If a line holds the word "JSON", copy it from the entries.

====== Available records ======

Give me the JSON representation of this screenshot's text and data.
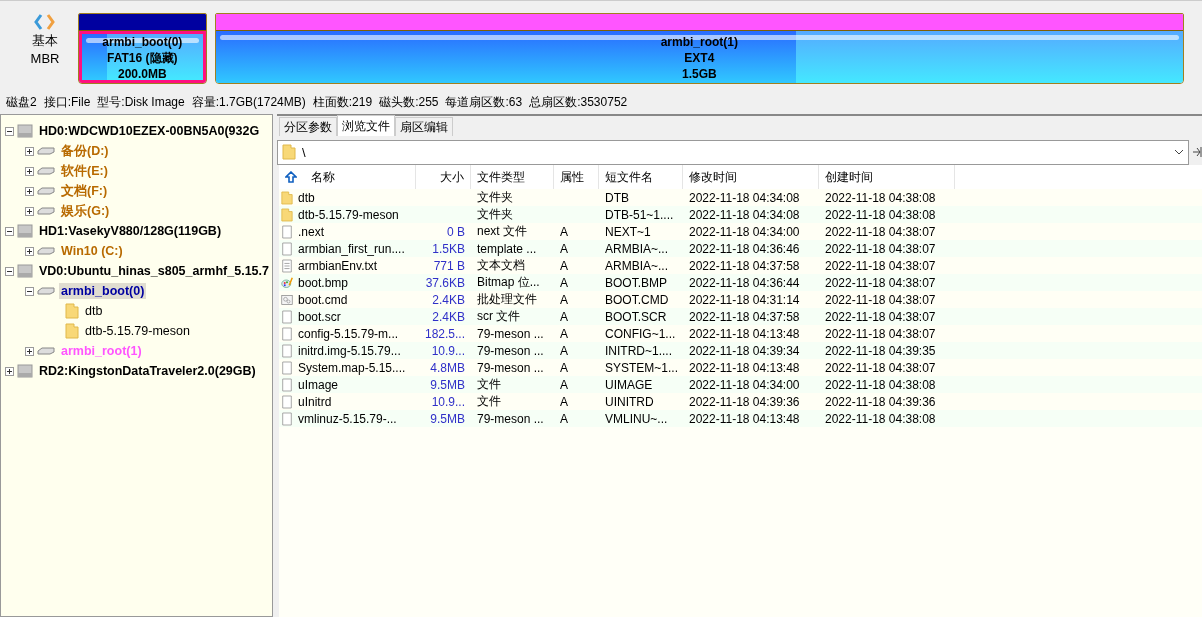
{
  "disk_map": {
    "disk_type": "基本",
    "scheme": "MBR",
    "partitions": [
      {
        "name": "armbi_boot(0)",
        "filesystem": "FAT16 (隐藏)",
        "size": "200.0MB",
        "color": "#0000a0",
        "level": 0.21,
        "selected": true
      },
      {
        "name": "armbi_root(1)",
        "filesystem": "EXT4",
        "size": "1.5GB",
        "color": "#ff55ff",
        "level": 0.6,
        "selected": false
      }
    ]
  },
  "disk_info": [
    "磁盘2",
    "接口:File",
    "型号:Disk Image",
    "容量:1.7GB(1724MB)",
    "柱面数:219",
    "磁头数:255",
    "每道扇区数:63",
    "总扇区数:3530752"
  ],
  "tree": [
    {
      "kind": "disk",
      "label": "HD0:WDCWD10EZEX-00BN5A0(932G",
      "expanded": true,
      "children": [
        {
          "kind": "partition",
          "label": "备份(D:)",
          "color": "#b86a00",
          "expanded": false,
          "selected": false
        },
        {
          "kind": "partition",
          "label": "软件(E:)",
          "color": "#b86a00",
          "expanded": false,
          "selected": false
        },
        {
          "kind": "partition",
          "label": "文档(F:)",
          "color": "#b86a00",
          "expanded": false,
          "selected": false
        },
        {
          "kind": "partition",
          "label": "娱乐(G:)",
          "color": "#b86a00",
          "expanded": false,
          "selected": false
        }
      ]
    },
    {
      "kind": "disk",
      "label": "HD1:VasekyV880/128G(119GB)",
      "expanded": true,
      "children": [
        {
          "kind": "partition",
          "label": "Win10 (C:)",
          "color": "#b86a00",
          "expanded": false,
          "selected": false
        }
      ]
    },
    {
      "kind": "disk",
      "label": "VD0:Ubuntu_hinas_s805_armhf_5.15.7",
      "expanded": true,
      "children": [
        {
          "kind": "partition",
          "label": "armbi_boot(0)",
          "color": "#0000a0",
          "expanded": true,
          "selected": true,
          "children": [
            {
              "kind": "folder",
              "label": "dtb"
            },
            {
              "kind": "folder",
              "label": "dtb-5.15.79-meson"
            }
          ]
        },
        {
          "kind": "partition",
          "label": "armbi_root(1)",
          "color": "#ff55ff",
          "expanded": false,
          "selected": false
        }
      ]
    },
    {
      "kind": "disk",
      "label": "RD2:KingstonDataTraveler2.0(29GB)",
      "expanded": false
    }
  ],
  "tabs": [
    {
      "label": "分区参数",
      "selected": false
    },
    {
      "label": "浏览文件",
      "selected": true
    },
    {
      "label": "扇区编辑",
      "selected": false
    }
  ],
  "path": "\\",
  "columns": [
    "名称",
    "大小",
    "文件类型",
    "属性",
    "短文件名",
    "修改时间",
    "创建时间"
  ],
  "files": [
    {
      "kind": "folder",
      "name": "dtb",
      "type": "文件夹",
      "short": "DTB",
      "modified": "2022-11-18 04:34:08",
      "created": "2022-11-18 04:38:08"
    },
    {
      "kind": "folder",
      "name": "dtb-5.15.79-meson",
      "type": "文件夹",
      "short": "DTB-51~1....",
      "modified": "2022-11-18 04:34:08",
      "created": "2022-11-18 04:38:08"
    },
    {
      "kind": "file",
      "name": ".next",
      "size": "0 B",
      "type": "next 文件",
      "attr": "A",
      "short": "NEXT~1",
      "modified": "2022-11-18 04:34:00",
      "created": "2022-11-18 04:38:07"
    },
    {
      "kind": "file",
      "name": "armbian_first_run....",
      "size": "1.5KB",
      "type": "template ...",
      "attr": "A",
      "short": "ARMBIA~...",
      "modified": "2022-11-18 04:36:46",
      "created": "2022-11-18 04:38:07"
    },
    {
      "kind": "text",
      "name": "armbianEnv.txt",
      "size": "771 B",
      "type": "文本文档",
      "attr": "A",
      "short": "ARMBIA~...",
      "modified": "2022-11-18 04:37:58",
      "created": "2022-11-18 04:38:07"
    },
    {
      "kind": "image",
      "name": "boot.bmp",
      "size": "37.6KB",
      "type": "Bitmap 位...",
      "attr": "A",
      "short": "BOOT.BMP",
      "modified": "2022-11-18 04:36:44",
      "created": "2022-11-18 04:38:07"
    },
    {
      "kind": "script",
      "name": "boot.cmd",
      "size": "2.4KB",
      "type": "批处理文件",
      "attr": "A",
      "short": "BOOT.CMD",
      "modified": "2022-11-18 04:31:14",
      "created": "2022-11-18 04:38:07"
    },
    {
      "kind": "file",
      "name": "boot.scr",
      "size": "2.4KB",
      "type": "scr 文件",
      "attr": "A",
      "short": "BOOT.SCR",
      "modified": "2022-11-18 04:37:58",
      "created": "2022-11-18 04:38:07"
    },
    {
      "kind": "file",
      "name": "config-5.15.79-m...",
      "size": "182.5...",
      "type": "79-meson ...",
      "attr": "A",
      "short": "CONFIG~1...",
      "modified": "2022-11-18 04:13:48",
      "created": "2022-11-18 04:38:07"
    },
    {
      "kind": "file",
      "name": "initrd.img-5.15.79...",
      "size": "10.9...",
      "type": "79-meson ...",
      "attr": "A",
      "short": "INITRD~1....",
      "modified": "2022-11-18 04:39:34",
      "created": "2022-11-18 04:39:35"
    },
    {
      "kind": "file",
      "name": "System.map-5.15....",
      "size": "4.8MB",
      "type": "79-meson ...",
      "attr": "A",
      "short": "SYSTEM~1...",
      "modified": "2022-11-18 04:13:48",
      "created": "2022-11-18 04:38:07"
    },
    {
      "kind": "file",
      "name": "uImage",
      "size": "9.5MB",
      "type": "文件",
      "attr": "A",
      "short": "UIMAGE",
      "modified": "2022-11-18 04:34:00",
      "created": "2022-11-18 04:38:08"
    },
    {
      "kind": "file",
      "name": "uInitrd",
      "size": "10.9...",
      "type": "文件",
      "attr": "A",
      "short": "UINITRD",
      "modified": "2022-11-18 04:39:36",
      "created": "2022-11-18 04:39:36"
    },
    {
      "kind": "file",
      "name": "vmlinuz-5.15.79-...",
      "size": "9.5MB",
      "type": "79-meson ...",
      "attr": "A",
      "short": "VMLINU~...",
      "modified": "2022-11-18 04:13:48",
      "created": "2022-11-18 04:38:08"
    }
  ]
}
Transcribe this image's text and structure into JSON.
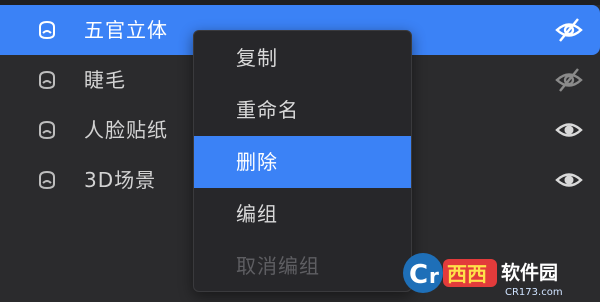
{
  "layers": [
    {
      "name": "五官立体",
      "selected": true,
      "visible": false
    },
    {
      "name": "睫毛",
      "selected": false,
      "visible": false
    },
    {
      "name": "人脸贴纸",
      "selected": false,
      "visible": true
    },
    {
      "name": "3D场景",
      "selected": false,
      "visible": true
    }
  ],
  "context_menu": {
    "items": [
      {
        "label": "复制",
        "state": "normal"
      },
      {
        "label": "重命名",
        "state": "normal"
      },
      {
        "label": "删除",
        "state": "active"
      },
      {
        "label": "编组",
        "state": "normal"
      },
      {
        "label": "取消编组",
        "state": "disabled"
      }
    ]
  },
  "watermark": {
    "brand": "西西软件园",
    "domain": "CR173.com"
  },
  "colors": {
    "background": "#2b2b2d",
    "accent": "#3b82f6",
    "menu_bg": "#27272a",
    "text": "#d3d3d3"
  },
  "icons": {
    "layer": "face-layer-icon",
    "visible": "eye-icon",
    "hidden": "eye-off-icon"
  }
}
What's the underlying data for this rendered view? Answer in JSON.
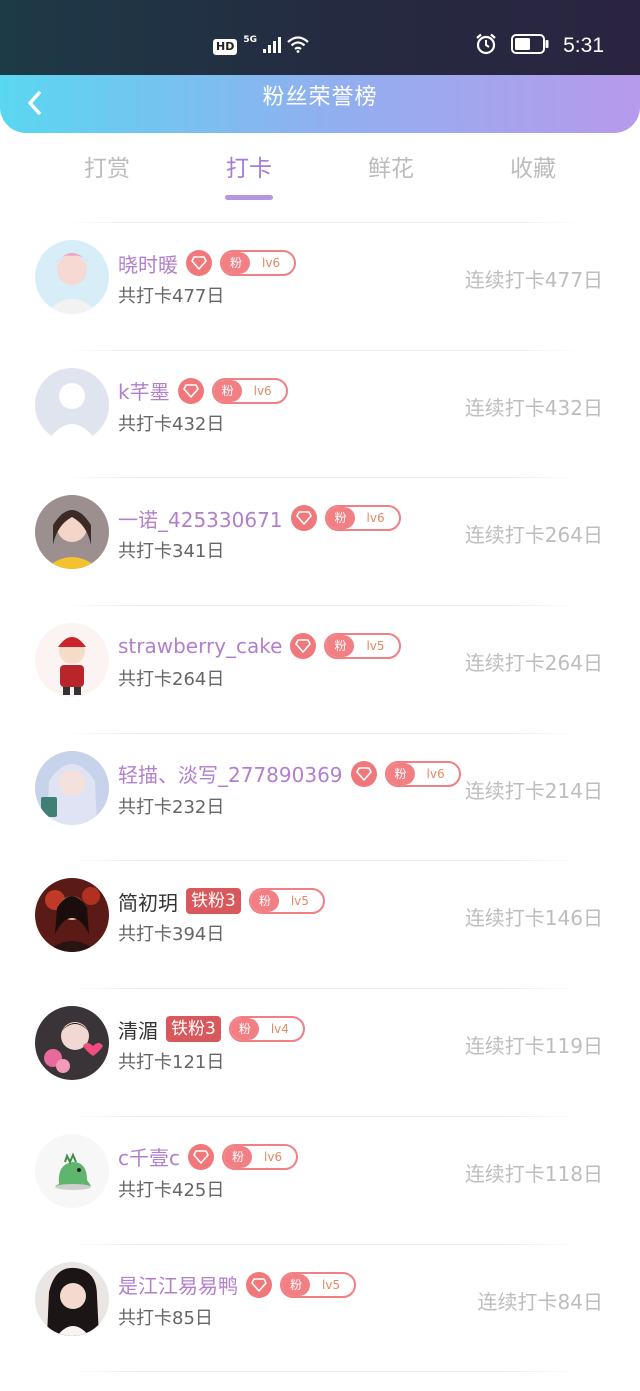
{
  "status_bar": {
    "hd": "HD",
    "network": "5G",
    "time": "5:31"
  },
  "header": {
    "title": "粉丝荣誉榜"
  },
  "tabs": [
    {
      "label": "打赏"
    },
    {
      "label": "打卡"
    },
    {
      "label": "鲜花"
    },
    {
      "label": "收藏"
    }
  ],
  "active_tab": "打卡",
  "fans": [
    {
      "name": "晓时暖",
      "badge_text": "",
      "fan_tag": "粉",
      "level": "lv6",
      "total": "共打卡477日",
      "streak": "连续打卡477日"
    },
    {
      "name": "k芊墨",
      "badge_text": "",
      "fan_tag": "粉",
      "level": "lv6",
      "total": "共打卡432日",
      "streak": "连续打卡432日"
    },
    {
      "name": "一诺_425330671",
      "badge_text": "",
      "fan_tag": "粉",
      "level": "lv6",
      "total": "共打卡341日",
      "streak": "连续打卡264日"
    },
    {
      "name": "strawberry_cake",
      "badge_text": "",
      "fan_tag": "粉",
      "level": "lv5",
      "total": "共打卡264日",
      "streak": "连续打卡264日"
    },
    {
      "name": "轻描、淡写_277890369",
      "badge_text": "",
      "fan_tag": "粉",
      "level": "lv6",
      "total": "共打卡232日",
      "streak": "连续打卡214日"
    },
    {
      "name": "简初玥",
      "badge_text": "铁粉3",
      "fan_tag": "粉",
      "level": "lv5",
      "total": "共打卡394日",
      "streak": "连续打卡146日"
    },
    {
      "name": "清湄",
      "badge_text": "铁粉3",
      "fan_tag": "粉",
      "level": "lv4",
      "total": "共打卡121日",
      "streak": "连续打卡119日"
    },
    {
      "name": "c千壹c",
      "badge_text": "",
      "fan_tag": "粉",
      "level": "lv6",
      "total": "共打卡425日",
      "streak": "连续打卡118日"
    },
    {
      "name": "是江江易易鸭",
      "badge_text": "",
      "fan_tag": "粉",
      "level": "lv5",
      "total": "共打卡85日",
      "streak": "连续打卡84日"
    }
  ],
  "colors": {
    "accent": "#a77cd6",
    "name_purple": "#b27fce",
    "badge_red": "#f0787b",
    "muted": "#bdbdbd"
  }
}
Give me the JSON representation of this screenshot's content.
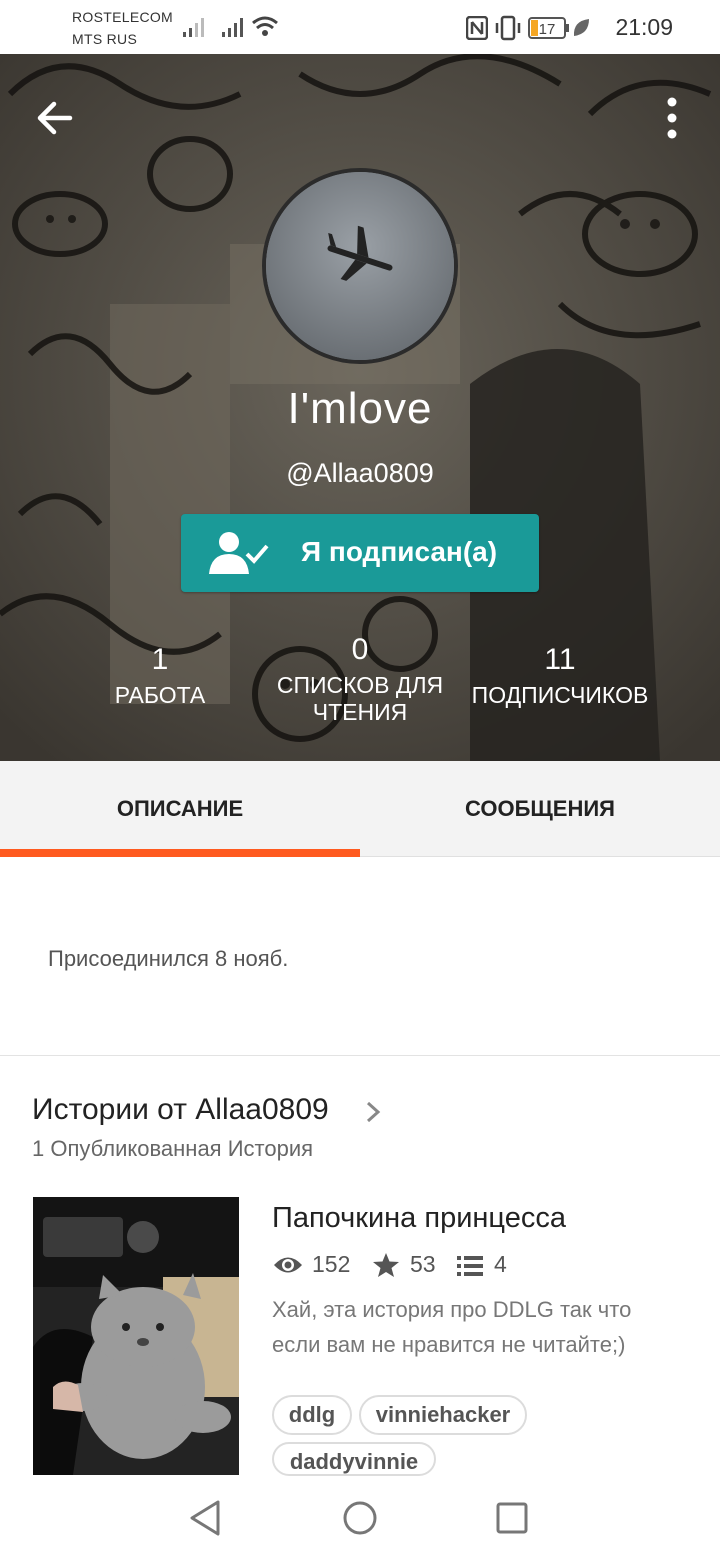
{
  "status_bar": {
    "carrier1": "ROSTELECOM",
    "carrier2": "MTS RUS",
    "battery": "17",
    "time": "21:09"
  },
  "profile": {
    "display_name": "I'mlove",
    "username": "@Allaa0809",
    "follow_label": "Я подписан(а)",
    "stats": [
      {
        "value": "1",
        "label": "РАБОТА"
      },
      {
        "value": "0",
        "label": "СПИСКОВ ДЛЯ ЧТЕНИЯ"
      },
      {
        "value": "11",
        "label": "ПОДПИСЧИКОВ"
      }
    ]
  },
  "tabs": [
    {
      "label": "ОПИСАНИЕ",
      "active": true
    },
    {
      "label": "СООБЩЕНИЯ",
      "active": false
    }
  ],
  "about": {
    "joined": "Присоединился 8 нояб."
  },
  "stories": {
    "title": "Истории от Allaa0809",
    "count_label": "1 Опубликованная История",
    "items": [
      {
        "title": "Папочкина принцесса",
        "reads": "152",
        "votes": "53",
        "parts": "4",
        "description": "Хай, эта история про  DDLG так что если вам не нравится не читайте;)",
        "tags": [
          "ddlg",
          "vinniehacker",
          "daddyvinnie"
        ]
      }
    ]
  },
  "colors": {
    "accent": "#ff5a1f",
    "follow_button": "#1a9a98"
  },
  "icons": {
    "back": "arrow-left",
    "menu": "vertical-dots",
    "follow": "person-check",
    "reads": "eye",
    "votes": "star",
    "parts": "list"
  }
}
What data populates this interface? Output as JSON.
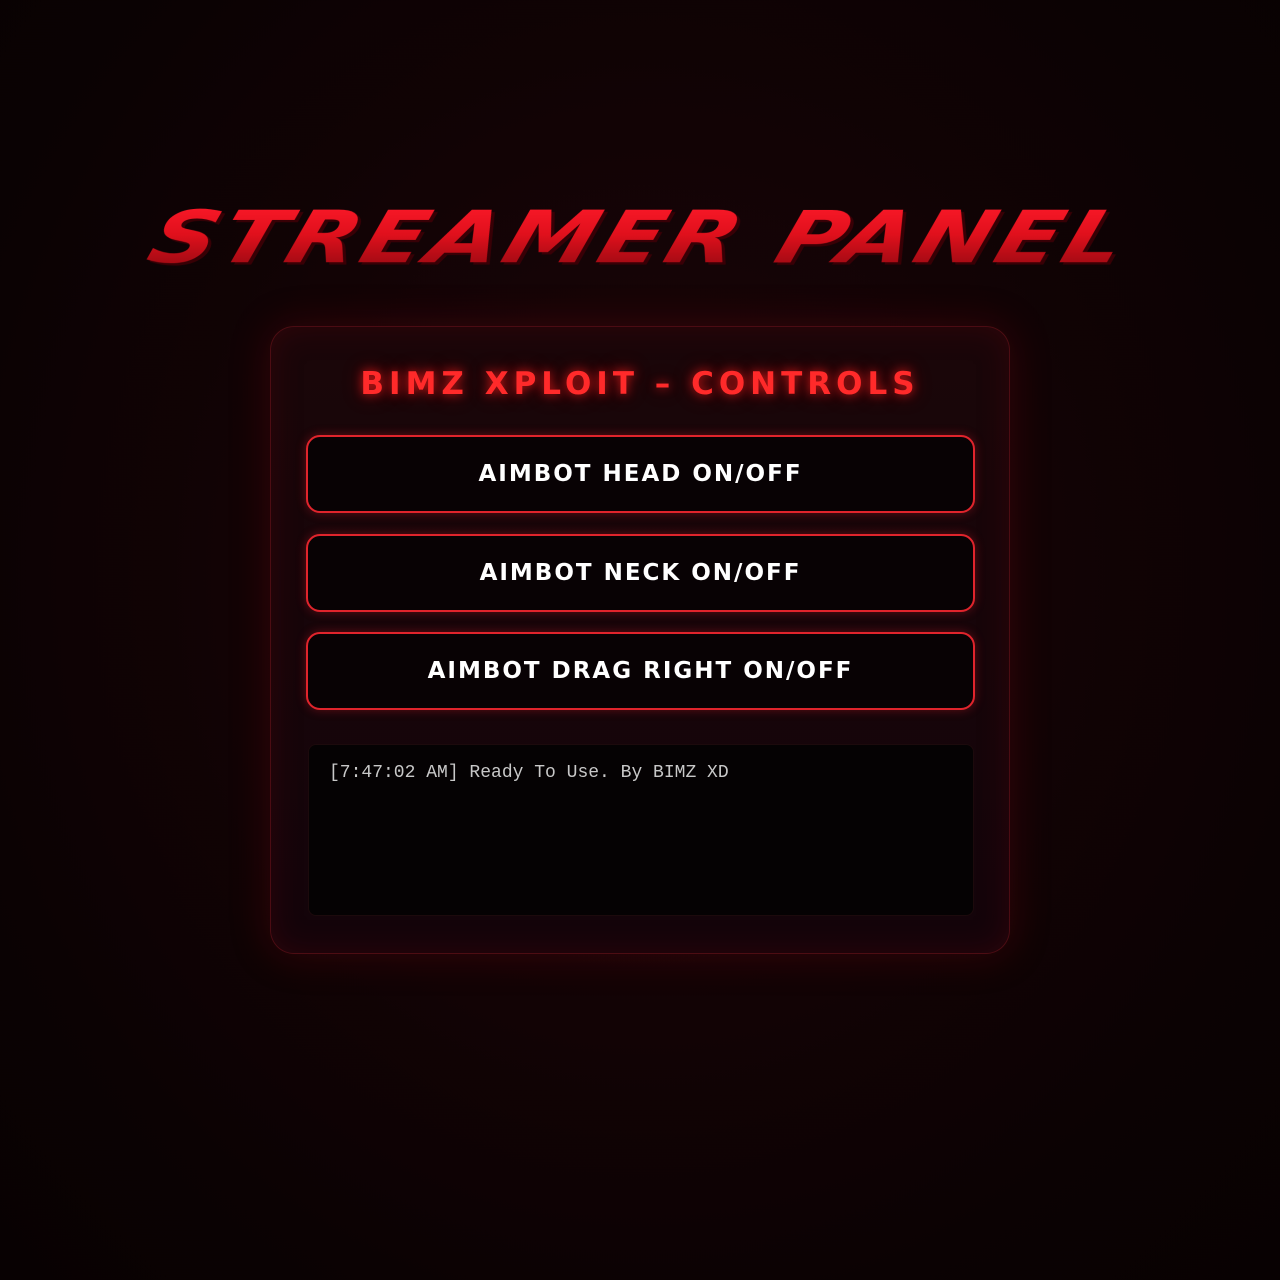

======

▸ Solution to the exercise:
Give me the JSON representation of this screenshot's text and data.
Transcribe this image's text and structure into JSON.
What's the underlying data for this rendered view? Answer in JSON.
Give me the JSON representation of this screenshot's content.
What data populates this interface? Output as JSON.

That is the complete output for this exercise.